This code illustrates the mixed-use of abstract and concrete methods along with publicly accessible fields. The Square subclass extends the Shape superclass, being required to implement a custom getArea() method specific to the formula used to calculate the area of a Square (width ^ 2).

Note the custom use of the Square constructor here as well — while still making use of the signature required by the Shape superclass. This implements a somewhat contrived requirement set forth in the Superclass that all Shape-type objects require a length and width measurement.

Abstract Classes vs. Interfaces

In some popular programming languages like Python, there are mechanisms in place to support multiple inheritance of partially abstract classes. This allows a subclass to inherit from multiple superclasses with both abstract and implemented methods.

In other languages like Java, multiple inheritance is not strictly allowed. I say “strictly” because one can implement multiple interfaces in subclassed objects. Interfaces are very much like fully abstract classes in that none of their methods are implemented (1).

Programming languages like Java also differentiate abstract classes from Interfaces in several other notable, yet subtle ways. For example, Java allows fields to have access restrictions other than public static final which are required for interfaces. This allows more flexibility at the cost of complexity.

TL;DR—Essentially, the developers of Java decided that if one chooses multiple inheritances it must be from fully abstract superclasses.

Final Thoughts

Abstract classes are foundational to the polymorphic and inheritance aspects of modern object-oriented design. Proper implementation of components such as interfaces and abstract base classes work to allow robust use of design patterns, such as the Observer.

I remember thinking how simple abstract classes, inheritance, polymorphic behavior, and related object-oriented concepts were when first taught. That feeling faded quickly once I started becoming aware of the seemingly endless gotchas, edge-cases, and variety of contexts in which these concepts could apply.

Abstract classes are powerful tools to leverage in Object-oriented design but must be studied with care, applied with forethought, and perpetually reconsidered/refactored to ensure implementations that will avoid embarrassment during one’s next code review. Check out our ever-evolving list of the most popular computer science and programming books for some great references!

References

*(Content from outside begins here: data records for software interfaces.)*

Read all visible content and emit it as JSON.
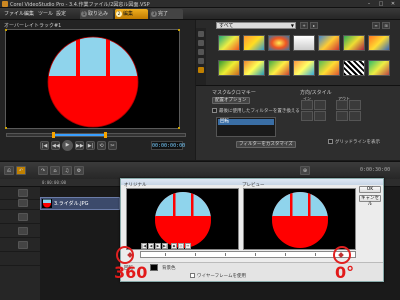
{
  "window": {
    "title": "Corel VideoStudio Pro - 3.4.作業ファイル/2図窓ル図面.VSP",
    "min_label": "–",
    "max_label": "□",
    "close_label": "✕"
  },
  "menu": [
    "ファイル",
    "編集",
    "ツール",
    "設定"
  ],
  "steps": [
    {
      "num": "1",
      "label": "取り込み"
    },
    {
      "num": "2",
      "label": "編集"
    },
    {
      "num": "3",
      "label": "完了"
    }
  ],
  "preview": {
    "label": "オーバーレイトラック#1",
    "timecode": "00:00:00:00",
    "controls": [
      "|◀",
      "◀◀",
      "▶",
      "▶▶",
      "▶|",
      "⟲",
      "✂"
    ]
  },
  "library": {
    "dropdown_value": "すべて",
    "tools": [
      "+",
      "▸",
      "≡",
      "⊞"
    ],
    "thumbs_row1": [
      "",
      "",
      "",
      "",
      "",
      "",
      ""
    ],
    "thumbs_row2": [
      "",
      "",
      "",
      "",
      "",
      "",
      ""
    ]
  },
  "options": {
    "mask_label": "マスク&クロマキー",
    "placement_label": "配置オプション",
    "apply_filter_label": "最後に使用したフィルターを置き換える",
    "filter_item": "回転",
    "customize_label": "フィルターをカスタマイズ",
    "direction_label": "方向/スタイル",
    "in_label": "イン",
    "out_label": "アウト",
    "pause_label": "一時停止",
    "grid_label": "グリッドラインを表示"
  },
  "timeline": {
    "time_start": "0:00:00:00",
    "time_end": "0:00:30:00",
    "clip_label": "3.ライダル.JPG",
    "tool_icons": [
      "⎌",
      "↶",
      "↷",
      "⌂",
      "♫",
      "⚙",
      "⊕"
    ]
  },
  "dialog": {
    "original_label": "オリジナル",
    "preview_label": "プレビュー",
    "ok_label": "OK",
    "cancel_label": "キャンセル",
    "tools": [
      "|◀",
      "◀",
      "▶",
      "▶|",
      "◆",
      "◇",
      "↔"
    ],
    "bottom_label": "回転",
    "swatch_label": "背景色",
    "checkbox_label": "ワイヤーフレームを使用"
  },
  "annotations": {
    "left_value": "360",
    "right_value": "0°"
  },
  "colors": {
    "accent": "#f0a000",
    "sky": "#8fd4ec",
    "red_fill": "#ff0000",
    "annotation": "#e21a1a"
  }
}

  1. Oracle. “The Java Tutorials – Abstract Methods and Classes.” Oracle, 18 Mar. 2014, docs.oracle.com/javase/tutorial/java/IandI/abstract.html.
Zack West
Entrepreneur, programmer, designer, and lifelong learner. Can be found taking notes from Mother Nature when not hammering away at the keyboard.